Start of Source records

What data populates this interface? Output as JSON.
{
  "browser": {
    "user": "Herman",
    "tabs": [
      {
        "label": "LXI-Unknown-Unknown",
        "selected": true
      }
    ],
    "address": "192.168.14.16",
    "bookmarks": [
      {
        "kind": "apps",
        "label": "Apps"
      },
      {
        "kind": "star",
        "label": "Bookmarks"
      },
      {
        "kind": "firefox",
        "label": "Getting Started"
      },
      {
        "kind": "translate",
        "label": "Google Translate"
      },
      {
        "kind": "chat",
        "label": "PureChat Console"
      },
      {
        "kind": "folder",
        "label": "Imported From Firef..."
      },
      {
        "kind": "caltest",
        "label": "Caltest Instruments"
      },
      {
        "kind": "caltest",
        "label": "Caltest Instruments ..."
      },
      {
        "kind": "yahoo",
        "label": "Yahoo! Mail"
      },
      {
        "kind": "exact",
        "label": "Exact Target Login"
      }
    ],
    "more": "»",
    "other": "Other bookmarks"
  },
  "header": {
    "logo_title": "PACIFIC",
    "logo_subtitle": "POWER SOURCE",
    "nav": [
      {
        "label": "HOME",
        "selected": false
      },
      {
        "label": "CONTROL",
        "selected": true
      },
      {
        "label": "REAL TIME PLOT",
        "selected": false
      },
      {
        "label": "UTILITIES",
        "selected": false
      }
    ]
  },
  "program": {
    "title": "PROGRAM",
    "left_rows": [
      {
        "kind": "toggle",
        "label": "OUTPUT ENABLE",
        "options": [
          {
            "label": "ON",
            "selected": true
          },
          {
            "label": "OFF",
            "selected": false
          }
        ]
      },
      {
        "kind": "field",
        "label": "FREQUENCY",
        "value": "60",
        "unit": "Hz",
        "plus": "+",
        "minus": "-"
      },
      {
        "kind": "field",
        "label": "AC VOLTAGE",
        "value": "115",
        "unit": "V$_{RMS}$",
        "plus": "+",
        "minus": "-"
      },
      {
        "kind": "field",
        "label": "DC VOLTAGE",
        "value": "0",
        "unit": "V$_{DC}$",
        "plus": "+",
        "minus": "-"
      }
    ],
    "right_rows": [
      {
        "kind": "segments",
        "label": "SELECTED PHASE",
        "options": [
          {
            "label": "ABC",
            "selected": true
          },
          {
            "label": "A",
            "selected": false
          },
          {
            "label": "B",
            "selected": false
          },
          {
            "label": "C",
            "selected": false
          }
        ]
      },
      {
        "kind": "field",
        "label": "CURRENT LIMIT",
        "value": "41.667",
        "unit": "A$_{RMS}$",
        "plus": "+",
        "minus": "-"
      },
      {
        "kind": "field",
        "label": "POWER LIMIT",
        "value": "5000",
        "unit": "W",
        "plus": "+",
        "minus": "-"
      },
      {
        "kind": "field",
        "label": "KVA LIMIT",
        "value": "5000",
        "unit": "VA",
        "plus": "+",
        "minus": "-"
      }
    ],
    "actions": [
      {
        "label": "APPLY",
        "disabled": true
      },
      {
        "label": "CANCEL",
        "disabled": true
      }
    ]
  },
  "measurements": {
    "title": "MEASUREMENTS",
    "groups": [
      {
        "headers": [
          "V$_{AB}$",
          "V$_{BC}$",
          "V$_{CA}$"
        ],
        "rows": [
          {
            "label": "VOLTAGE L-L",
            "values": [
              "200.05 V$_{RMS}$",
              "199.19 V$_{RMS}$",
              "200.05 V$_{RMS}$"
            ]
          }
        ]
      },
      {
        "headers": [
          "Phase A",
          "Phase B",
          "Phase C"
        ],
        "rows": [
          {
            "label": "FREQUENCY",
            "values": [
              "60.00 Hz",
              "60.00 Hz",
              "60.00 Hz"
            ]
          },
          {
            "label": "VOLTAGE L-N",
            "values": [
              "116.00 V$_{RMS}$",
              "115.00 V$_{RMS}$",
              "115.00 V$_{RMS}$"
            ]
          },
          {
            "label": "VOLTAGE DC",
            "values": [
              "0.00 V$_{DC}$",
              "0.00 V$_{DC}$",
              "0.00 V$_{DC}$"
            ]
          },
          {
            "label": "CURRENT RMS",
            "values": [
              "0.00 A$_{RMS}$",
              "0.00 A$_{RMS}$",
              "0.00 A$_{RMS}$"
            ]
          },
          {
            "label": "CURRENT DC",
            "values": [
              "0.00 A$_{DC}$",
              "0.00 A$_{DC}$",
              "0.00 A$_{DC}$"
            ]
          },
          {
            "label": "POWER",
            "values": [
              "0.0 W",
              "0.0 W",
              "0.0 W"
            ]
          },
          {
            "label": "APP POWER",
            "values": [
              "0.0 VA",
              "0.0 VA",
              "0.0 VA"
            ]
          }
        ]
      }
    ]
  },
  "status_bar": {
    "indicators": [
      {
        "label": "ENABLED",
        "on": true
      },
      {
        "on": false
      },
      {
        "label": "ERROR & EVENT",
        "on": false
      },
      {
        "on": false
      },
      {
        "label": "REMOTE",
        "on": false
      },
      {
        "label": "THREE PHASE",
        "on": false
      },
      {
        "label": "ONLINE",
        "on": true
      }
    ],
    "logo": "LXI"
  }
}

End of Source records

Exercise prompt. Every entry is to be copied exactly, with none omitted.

Your solution.
What data populates this interface? Output as JSON.
{
  "browser": {
    "user": "Herman",
    "tabs": [
      {
        "label": "LXI-Unknown-Unknown",
        "selected": true
      }
    ],
    "address": "192.168.14.16",
    "bookmarks": [
      {
        "kind": "apps",
        "label": "Apps"
      },
      {
        "kind": "star",
        "label": "Bookmarks"
      },
      {
        "kind": "firefox",
        "label": "Getting Started"
      },
      {
        "kind": "translate",
        "label": "Google Translate"
      },
      {
        "kind": "chat",
        "label": "PureChat Console"
      },
      {
        "kind": "folder",
        "label": "Imported From Firef..."
      },
      {
        "kind": "caltest",
        "label": "Caltest Instruments"
      },
      {
        "kind": "caltest",
        "label": "Caltest Instruments ..."
      },
      {
        "kind": "yahoo",
        "label": "Yahoo! Mail"
      },
      {
        "kind": "exact",
        "label": "Exact Target Login"
      }
    ],
    "more": "»",
    "other": "Other bookmarks"
  },
  "header": {
    "logo_title": "PACIFIC",
    "logo_subtitle": "POWER SOURCE",
    "nav": [
      {
        "label": "HOME",
        "selected": false
      },
      {
        "label": "CONTROL",
        "selected": true
      },
      {
        "label": "REAL TIME PLOT",
        "selected": false
      },
      {
        "label": "UTILITIES",
        "selected": false
      }
    ]
  },
  "program": {
    "title": "PROGRAM",
    "left_rows": [
      {
        "kind": "toggle",
        "label": "OUTPUT ENABLE",
        "options": [
          {
            "label": "ON",
            "selected": true
          },
          {
            "label": "OFF",
            "selected": false
          }
        ]
      },
      {
        "kind": "field",
        "label": "FREQUENCY",
        "value": "60",
        "unit": "Hz",
        "plus": "+",
        "minus": "-"
      },
      {
        "kind": "field",
        "label": "AC VOLTAGE",
        "value": "115",
        "unit": "V$_{RMS}$",
        "plus": "+",
        "minus": "-"
      },
      {
        "kind": "field",
        "label": "DC VOLTAGE",
        "value": "0",
        "unit": "V$_{DC}$",
        "plus": "+",
        "minus": "-"
      }
    ],
    "right_rows": [
      {
        "kind": "segments",
        "label": "SELECTED PHASE",
        "options": [
          {
            "label": "ABC",
            "selected": true
          },
          {
            "label": "A",
            "selected": false
          },
          {
            "label": "B",
            "selected": false
          },
          {
            "label": "C",
            "selected": false
          }
        ]
      },
      {
        "kind": "field",
        "label": "CURRENT LIMIT",
        "value": "41.667",
        "unit": "A$_{RMS}$",
        "plus": "+",
        "minus": "-"
      },
      {
        "kind": "field",
        "label": "POWER LIMIT",
        "value": "5000",
        "unit": "W",
        "plus": "+",
        "minus": "-"
      },
      {
        "kind": "field",
        "label": "KVA LIMIT",
        "value": "5000",
        "unit": "VA",
        "plus": "+",
        "minus": "-"
      }
    ],
    "actions": [
      {
        "label": "APPLY",
        "disabled": true
      },
      {
        "label": "CANCEL",
        "disabled": true
      }
    ]
  },
  "measurements": {
    "title": "MEASUREMENTS",
    "groups": [
      {
        "headers": [
          "V$_{AB}$",
          "V$_{BC}$",
          "V$_{CA}$"
        ],
        "rows": [
          {
            "label": "VOLTAGE L-L",
            "values": [
              "200.05 V$_{RMS}$",
              "199.19 V$_{RMS}$",
              "200.05 V$_{RMS}$"
            ]
          }
        ]
      },
      {
        "headers": [
          "Phase A",
          "Phase B",
          "Phase C"
        ],
        "rows": [
          {
            "label": "FREQUENCY",
            "values": [
              "60.00 Hz",
              "60.00 Hz",
              "60.00 Hz"
            ]
          },
          {
            "label": "VOLTAGE L-N",
            "values": [
              "116.00 V$_{RMS}$",
              "115.00 V$_{RMS}$",
              "115.00 V$_{RMS}$"
            ]
          },
          {
            "label": "VOLTAGE DC",
            "values": [
              "0.00 V$_{DC}$",
              "0.00 V$_{DC}$",
              "0.00 V$_{DC}$"
            ]
          },
          {
            "label": "CURRENT RMS",
            "values": [
              "0.00 A$_{RMS}$",
              "0.00 A$_{RMS}$",
              "0.00 A$_{RMS}$"
            ]
          },
          {
            "label": "CURRENT DC",
            "values": [
              "0.00 A$_{DC}$",
              "0.00 A$_{DC}$",
              "0.00 A$_{DC}$"
            ]
          },
          {
            "label": "POWER",
            "values": [
              "0.0 W",
              "0.0 W",
              "0.0 W"
            ]
          },
          {
            "label": "APP POWER",
            "values": [
              "0.0 VA",
              "0.0 VA",
              "0.0 VA"
            ]
          }
        ]
      }
    ]
  },
  "status_bar": {
    "indicators": [
      {
        "label": "ENABLED",
        "on": true
      },
      {
        "on": false
      },
      {
        "label": "ERROR & EVENT",
        "on": false
      },
      {
        "on": false
      },
      {
        "label": "REMOTE",
        "on": false
      },
      {
        "label": "THREE PHASE",
        "on": false
      },
      {
        "label": "ONLINE",
        "on": true
      }
    ],
    "logo": "LXI"
  }
}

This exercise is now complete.